I haven’t been writing much this year—trying to change that lately, but barely willing to commit to even Camp NaNoWriMo and its flexible goal-setting. I’ve been reading a lot: some fiction; a lot of non-fiction, mostly books. I’ve been keeping a notebook of excerpts and quotes, as I read. I’ve been taking a lot in. I’ve been utilizing the heck out of my new-as-of-this-year library card. I’ve saved over $500 so far by using my local library! (The checkout receipt keeps a running total.) I just started Agatha Christie’s An Autobiography, and it occurs to me that what I’ve wanted to read lately is memoirs, and books about writers and writing. (Light the Dark and Women Writers at Work come to mind.)
I’ve come back to Mary Karr’s The Art of Memoir—I bought when it came out in 2016, but set it aside. I knew I’d want to read it, but didn’t feel ready when I started—and I semi-failed her pop quiz: “Don’t write about people you hate… Ditto: don’t write about a divorce you’re going through.” [sad trombone] Since the divorce was still very much a part of my conscious day-to-day living, I didn’t see how I couldn’t not write about it.
And now I wonder, will I write about my divorce, or my ex… or other persons closely affiliated with both? Indirectly, I’m sure I will. I hardly see how it can be avoided. But write about it directly? Probably not. I can sum up my reasoning with a quote from Pride and Prejudice (emphasis mine):

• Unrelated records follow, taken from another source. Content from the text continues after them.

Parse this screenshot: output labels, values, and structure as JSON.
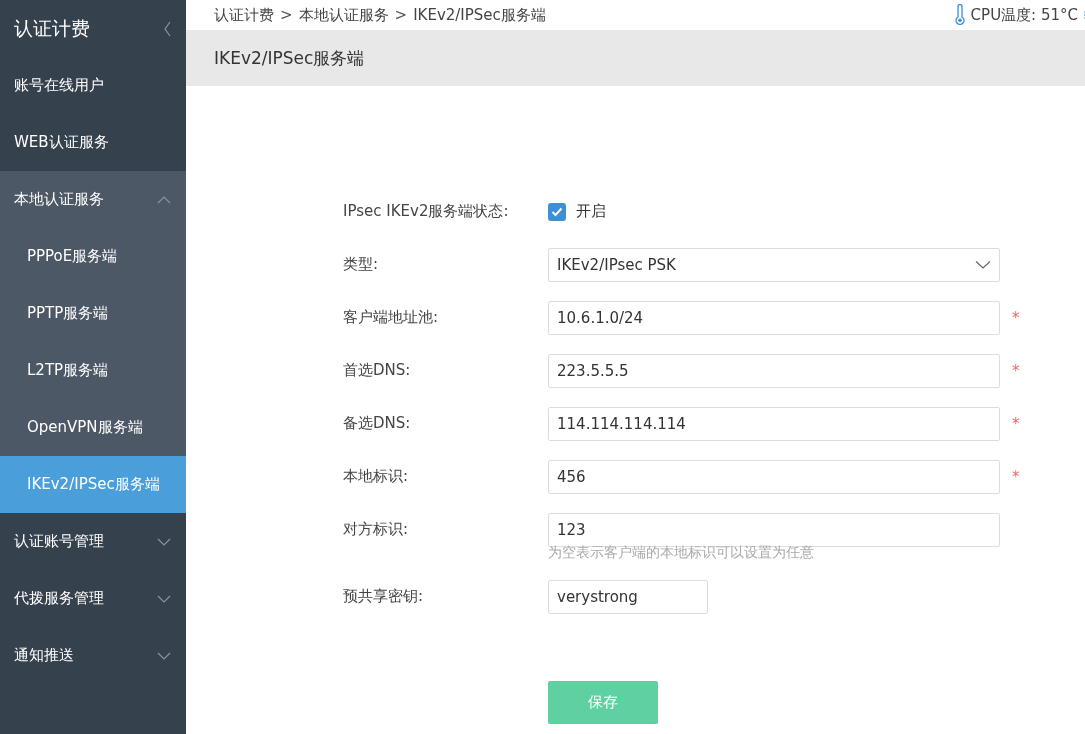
{
  "sidebar": {
    "title": "认证计费",
    "items": [
      {
        "kind": "link",
        "label": "账号在线用户"
      },
      {
        "kind": "link",
        "label": "WEB认证服务"
      },
      {
        "kind": "group",
        "label": "本地认证服务",
        "expanded": true,
        "children": [
          {
            "label": "PPPoE服务端",
            "selected": false
          },
          {
            "label": "PPTP服务端",
            "selected": false
          },
          {
            "label": "L2TP服务端",
            "selected": false
          },
          {
            "label": "OpenVPN服务端",
            "selected": false
          },
          {
            "label": "IKEv2/IPSec服务端",
            "selected": true
          }
        ]
      },
      {
        "kind": "group",
        "label": "认证账号管理",
        "expanded": false
      },
      {
        "kind": "group",
        "label": "代拨服务管理",
        "expanded": false
      },
      {
        "kind": "group",
        "label": "通知推送",
        "expanded": false
      }
    ]
  },
  "breadcrumb": [
    {
      "kind": "link",
      "text": "认证计费"
    },
    {
      "kind": "separator",
      "text": ">"
    },
    {
      "kind": "link",
      "text": "本地认证服务"
    },
    {
      "kind": "separator",
      "text": ">"
    },
    {
      "kind": "link",
      "text": "IKEv2/IPSec服务端"
    }
  ],
  "cpu_temperature": "CPU温度: 51°C",
  "page_title": "IKEv2/IPSec服务端",
  "form": {
    "rows": [
      {
        "kind": "checkbox",
        "label": "IPsec IKEv2服务端状态:",
        "checked": true,
        "option": "开启"
      },
      {
        "kind": "select",
        "label": "类型:",
        "value": "IKEv2/IPsec PSK"
      },
      {
        "kind": "input",
        "label": "客户端地址池:",
        "value": "10.6.1.0/24",
        "required_mark": "*"
      },
      {
        "kind": "input",
        "label": "首选DNS:",
        "value": "223.5.5.5",
        "required_mark": "*"
      },
      {
        "kind": "input",
        "label": "备选DNS:",
        "value": "114.114.114.114",
        "required_mark": "*"
      },
      {
        "kind": "input",
        "label": "本地标识:",
        "value": "456",
        "required_mark": "*"
      },
      {
        "kind": "input",
        "label": "对方标识:",
        "value": "123",
        "hint": "为空表示客户端的本地标识可以设置为任意"
      },
      {
        "kind": "key-input",
        "label": "预共享密钥:",
        "value": "verystrong"
      }
    ],
    "save_button": "保存"
  }
}
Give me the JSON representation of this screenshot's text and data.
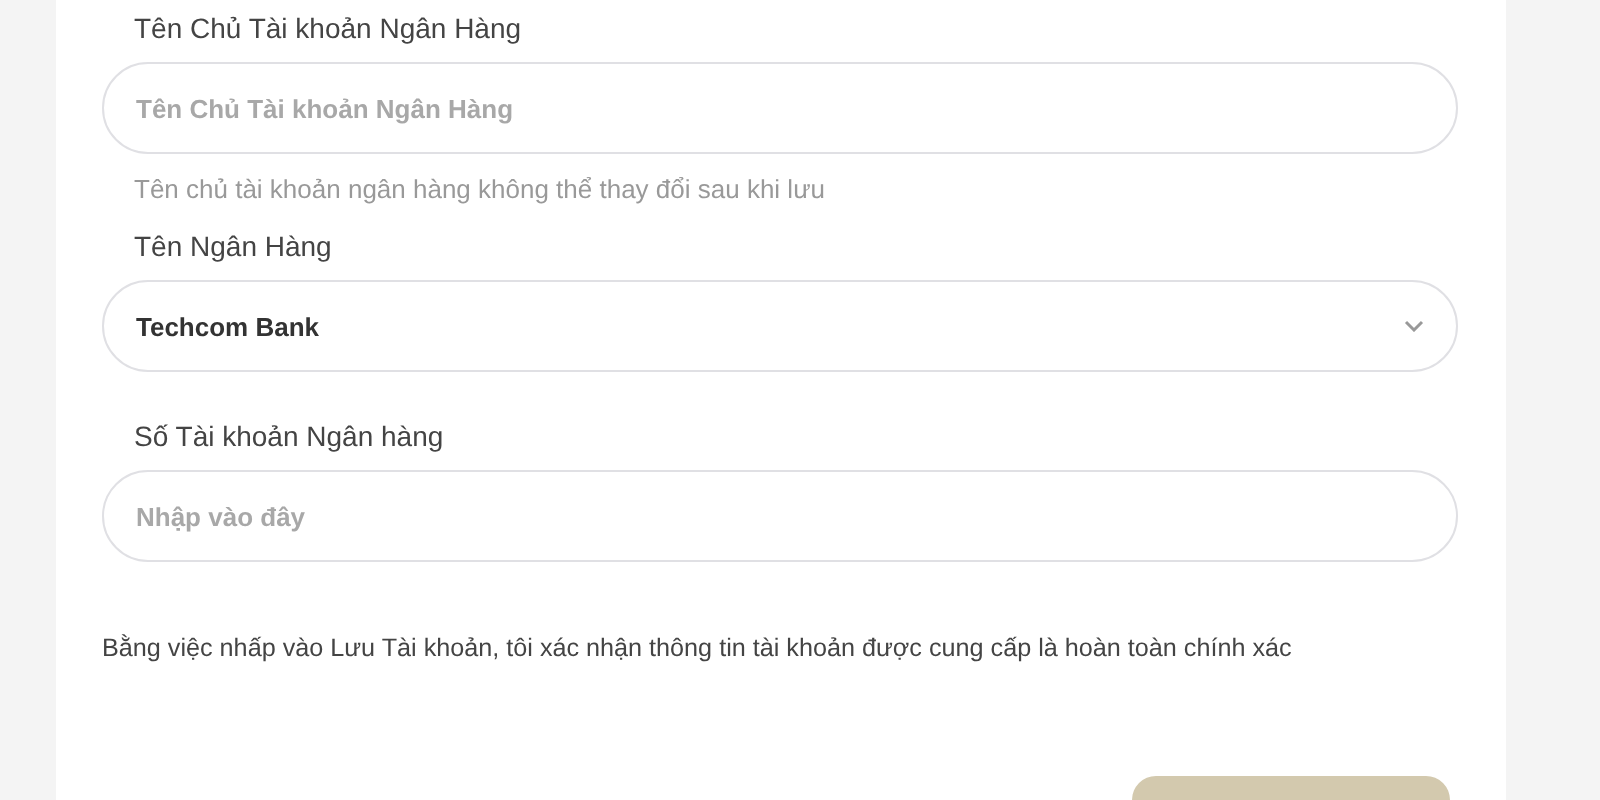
{
  "fields": [
    {
      "kind": "input",
      "label": "Tên Chủ Tài khoản Ngân Hàng",
      "placeholder": "Tên Chủ Tài khoản Ngân Hàng",
      "help": "Tên chủ tài khoản ngân hàng không thể thay đổi sau khi lưu"
    },
    {
      "kind": "select",
      "label": "Tên Ngân Hàng",
      "value": "Techcom Bank"
    },
    {
      "kind": "input",
      "label": "Số Tài khoản Ngân hàng",
      "placeholder": "Nhập vào đây"
    }
  ],
  "disclaimer": "Bằng việc nhấp vào Lưu Tài khoản, tôi xác nhận thông tin tài khoản được cung cấp là hoàn toàn chính xác",
  "button": {
    "kind": "partial"
  }
}
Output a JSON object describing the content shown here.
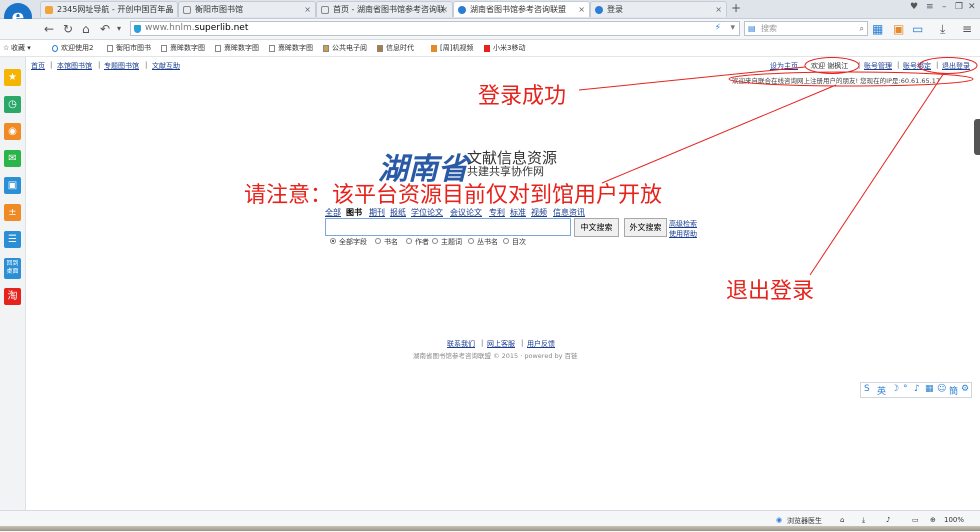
{
  "tabs": [
    {
      "title": "2345网址导航 - 开创中国百年品",
      "active": false
    },
    {
      "title": "衡阳市图书馆",
      "active": false
    },
    {
      "title": "首页 - 湖南省图书馆参考咨询联",
      "active": false
    },
    {
      "title": "湖南省图书馆参考咨询联盟",
      "active": true
    },
    {
      "title": "登录",
      "active": false
    }
  ],
  "address": {
    "prefix": "www.hnlm.",
    "domain": "superlib.net"
  },
  "search": {
    "placeholder": "搜索"
  },
  "bookmarks": {
    "collect_label": "收藏",
    "items": [
      "欢迎使用2",
      "衡阳市图书",
      "熹眸数字图",
      "熹眸数字图",
      "熹眸数字图",
      "公共电子阅",
      "信息时代",
      "[周]机视频",
      "小米3移动"
    ]
  },
  "sidebar": {
    "icons": [
      "star-icon",
      "clock-icon",
      "weibo-icon",
      "wechat-icon",
      "monitor-icon",
      "calculator-icon",
      "notes-icon",
      "desktop-icon",
      "taobao-icon"
    ],
    "desktop_label": "回到桌面",
    "taobao_label": "淘"
  },
  "site": {
    "top_links": [
      "首页",
      "本馆图书馆",
      "专题图书馆",
      "文献互助"
    ],
    "right_links": [
      "设为主页",
      "欢迎 谢枫江",
      "账号管理",
      "账号绑定",
      "退出登录"
    ],
    "welcome_line": "欢迎来自联合在线咨询网上注册用户的朋友! 您现在的IP是:60.61.65.17",
    "brand_script": "湖南省",
    "brand_line1": "文献信息资源",
    "brand_line2": "共建共享协作网",
    "categories": [
      "全部",
      "图书",
      "期刊",
      "报纸",
      "学位论文",
      "会议论文",
      "专利",
      "标准",
      "视频",
      "信息资讯"
    ],
    "active_category": "图书",
    "search_buttons": {
      "cn": "中文搜索",
      "foreign": "外文搜索"
    },
    "advanced": "高级检索",
    "help": "使用帮助",
    "radio_options": [
      "全部字段",
      "书名",
      "作者",
      "主题词",
      "丛书名",
      "目次"
    ],
    "footer_links": [
      "联系我们",
      "网上客服",
      "用户反馈"
    ],
    "copyright": "湖南省图书馆参考咨询联盟 © 2015 · powered by 百链"
  },
  "annotations": {
    "login_success": "登录成功",
    "notice": "请注意：该平台资源目前仅对到馆用户开放",
    "logout": "退出登录"
  },
  "ime": {
    "label": "英"
  },
  "status": {
    "doctor": "浏览器医生",
    "zoom": "100%"
  },
  "colors": {
    "annotation": "#e5221c",
    "link": "#1a3d8f",
    "brand": "#2a5aa5"
  }
}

Lady Catherine de Bourgh: “I take no leave of you, Miss Bennett. I send no compliments to your mother, you deserve no such attention.”
It’s a lot better than it was, but even still, that subject wastes too much of my processing power. It/he/THEY deserve NO attention at all.
I’m thinking a lot about what my hangups are, in terms of writing. The act of storytelling is something that takes place continuously for me—in my head, relating events to myself, out loud, relating things to others—and I know writing is something I crave to be doing. Yet it’s not getting done, certainly not regularly—lately not at all. During the first year of “crisis”, I was journaling every day, pages and pages of sifting through emotions and events, trying to figure it all out. Now, I still write pages of text, but it’s more sporadic—things have moved beyond that emotional maelstrom, and largely it’s recounting events and things that seem significant. Processing. Always processing.
Maybe I’m overcomplicating things. Maybe all I need is to think of everything, fiction and non-fiction, in terms of telling someone a story. That’s all it is, after all… telling a story. And hoping to be clear, concise, and entertaining. Entertaining, like this spinning space shuttle… maybe that’s just me.